The growth in the Asia data centre sector – and how will it end?
BroadGroup Consulting has now conducted over 30 commercial due diligence exercises globally in the data centre market for investors. Often investors are new to the space, and their first question is whether demand is sustainable, writes Steve Wallage, MD at BroadGroup Consulting.
The reality in Asia is that demand has only just started.
Many markets remain tremendously under-developed, with most data centres in-house and most colocation in a different country.
Cloud computing is still in the early stages and there are a wide variety of new applications and drivers to the market.
The chart on US government data usage highlights this variety of data drivers and how this encapsulate so many industries, from energy to defense to medicine to physics.
The chart shows how usage is changing from Terabytes to Petabytes, and Petabytes to Exabyte, the scale of which is difficult to imagine.
Whereas there is much talk in Europe and the US of new applications such as driverless (autonomous) cars and buses, these are already becoming a reality in countries such as Singapore.
Driverless cars and buses in Singapore
What we also see across the different Asian economies is support from governments to enable these drivers, and the importance of IT and cloud in facilitating such drivers.
Take the Malaysian government public-private relationship with Alibaba which extends into e-payments, financing and fulfilment for Malaysian SMEs.
Or the breadth of vision in the India 2030 plans.
What does this mean for co-location spend?
In the most recent quarter, some of the US data centre players reported disappointing earnings and updates (for example, QTS shares down around 30% in February).
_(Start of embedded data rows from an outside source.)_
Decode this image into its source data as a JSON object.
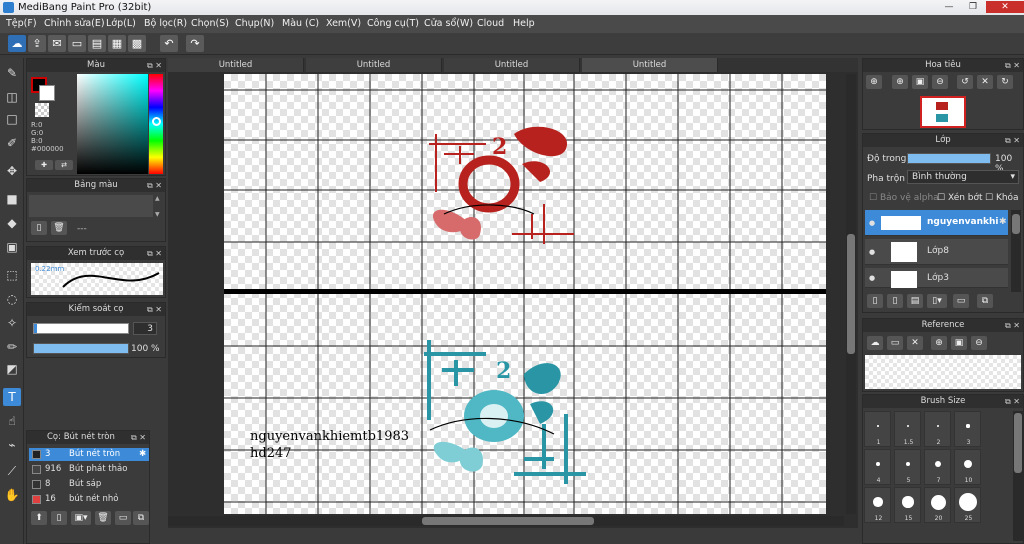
{
  "title": "MediBang Paint Pro (32bit)",
  "menu": [
    "Tệp(F)",
    "Chỉnh sửa(E)",
    "Lớp(L)",
    "Bộ lọc(R)",
    "Chọn(S)",
    "Chụp(N)",
    "Màu (C)",
    "Xem(V)",
    "Công cụ(T)",
    "Cửa sổ(W)",
    "Cloud",
    "Help"
  ],
  "panels": {
    "color": {
      "title": "Màu",
      "r": "R:0",
      "g": "G:0",
      "b": "B:0",
      "hex": "#000000"
    },
    "palette": {
      "title": "Bảng màu",
      "value": "---"
    },
    "brush_preview": {
      "title": "Xem trước cọ",
      "size": "0.22mm"
    },
    "brush_control": {
      "title": "Kiểm soát cọ",
      "size": "3",
      "opacity": "100 %"
    },
    "brush_list": {
      "title": "Cọ: Bút nét tròn",
      "items": [
        {
          "size": "3",
          "name": "Bút nét tròn",
          "color": "#222222"
        },
        {
          "size": "916",
          "name": "Bút phát thảo",
          "color": "#444444"
        },
        {
          "size": "8",
          "name": "Bút sáp",
          "color": "#333333"
        },
        {
          "size": "16",
          "name": "bút nét nhỏ",
          "color": "#e04040"
        }
      ]
    },
    "navigator": {
      "title": "Hoa tiêu"
    },
    "layer": {
      "title": "Lớp",
      "opacity_label": "Độ trong",
      "opacity": "100 %",
      "blend_label": "Pha trộn",
      "blend": "Bình thường",
      "protect_alpha": "Bảo vệ alpha",
      "clipping": "Xén bớt",
      "lock": "Khóa",
      "layers": [
        "nguyenvankhi",
        "Lớp8",
        "Lớp3"
      ]
    },
    "reference": {
      "title": "Reference"
    },
    "brush_size": {
      "title": "Brush Size",
      "labels": [
        "1",
        "1.5",
        "2",
        "3",
        "4",
        "5",
        "7",
        "10",
        "12",
        "15",
        "20",
        "25"
      ]
    }
  },
  "tabs": [
    "Untitled",
    "Untitled",
    "Untitled",
    "Untitled"
  ],
  "canvas": {
    "text1": "nguyenvankhiemtb1983",
    "text2": "hd247"
  },
  "colors": {
    "accent": "#3d8ad8",
    "red_logo": "#b8221e",
    "teal_logo": "#2a96a5"
  }
}
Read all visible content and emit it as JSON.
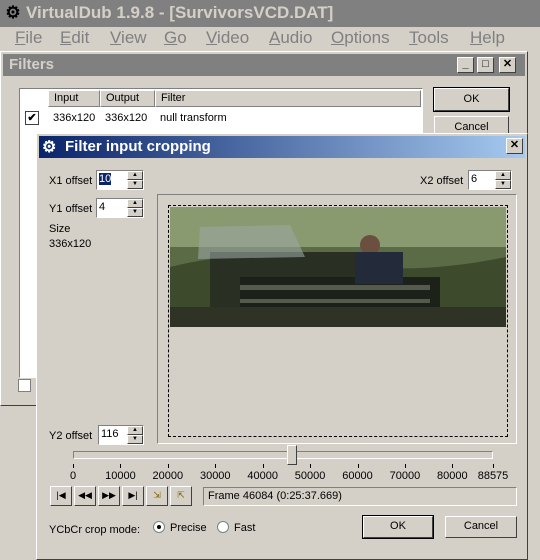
{
  "main": {
    "title": "VirtualDub 1.9.8 - [SurvivorsVCD.DAT]",
    "menu": [
      "File",
      "Edit",
      "View",
      "Go",
      "Video",
      "Audio",
      "Options",
      "Tools",
      "Help"
    ]
  },
  "filters": {
    "title": "Filters",
    "columns": [
      "Input",
      "Output",
      "Filter"
    ],
    "rows": [
      {
        "checked": true,
        "input": "336x120",
        "output": "336x120",
        "filter": "null transform"
      }
    ],
    "ok_label": "OK",
    "cancel_label": "Cancel"
  },
  "crop": {
    "title": "Filter input cropping",
    "x1_label": "X1 offset",
    "x1_value": "10",
    "y1_label": "Y1 offset",
    "y1_value": "4",
    "x2_label": "X2 offset",
    "x2_value": "6",
    "y2_label": "Y2 offset",
    "y2_value": "116",
    "size_label": "Size",
    "size_value": "336x120",
    "ticks": [
      "0",
      "10000",
      "20000",
      "30000",
      "40000",
      "50000",
      "60000",
      "70000",
      "80000",
      "88575"
    ],
    "frame_text": "Frame 46084 (0:25:37.669)",
    "mode_label": "YCbCr crop mode:",
    "precise_label": "Precise",
    "fast_label": "Fast",
    "ok_label": "OK",
    "cancel_label": "Cancel",
    "slider_fraction": 0.5203
  },
  "colors": {
    "title_active": "#0a246a",
    "title_inactive": "#808080",
    "face": "#d4d0c8"
  }
}
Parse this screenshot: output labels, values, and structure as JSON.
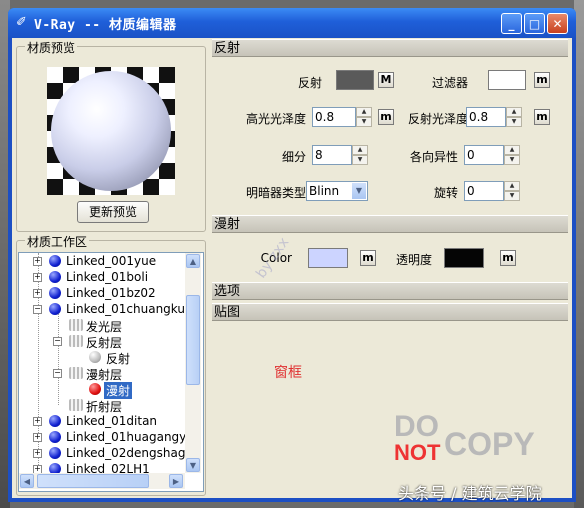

By comparison, RBC described the recent NextDC results in Australia as “NXTroardinary!” While European and US markets are seeing growth, still strong, of around 12-16% in 2018, markets such as India will see growth of ~33%.
When does this data growth end?
With 5G and then 6G mobile networks, or with the potential in e-medicine or Industry 4.0, it is difficult to see anything but continued high growth rates.
As ever, there is a risk of technology innovation, or co-location being superseded by cloud offerings, and there is a need for data centre providers to ensure they are providing a ‘sticky’ and compelling offering to their clients.
For investors, though, there are challenges in finding the right company, business model and financial plan.
Valuations can seem incredibly high – for example, Equinix paid more than 16X revenues for Metronode in Australia.
However, such valuations not only reflect the well-established business and clients of Metronode, but also its scarcity value, with Equinix paying a premium to ensure it was not acquired by a competitor.
There are often specific risks associated with individual investments, and these can be loosely categorized into four areas.
I. Location – including the site itself and possible risks from threats including environmental and legislative, as well as at a more country level, such as political unrest, changes in the law and issues such as FX risk;
II. Operational – not just technical risks, but also management issues and sales and marketing teams;
III. Financial – often one of the biggest risks is securing anchor tenants, but can also be maintaining and growing existing clients, and ensuring robust financial management and controls;
IV. Strategy – general areas such as fulfilling strategic plans and more specific areas such as finding suitable acquisition targets or, if relevant, remaining attractive to possible trade buyer (if this is planned exit route).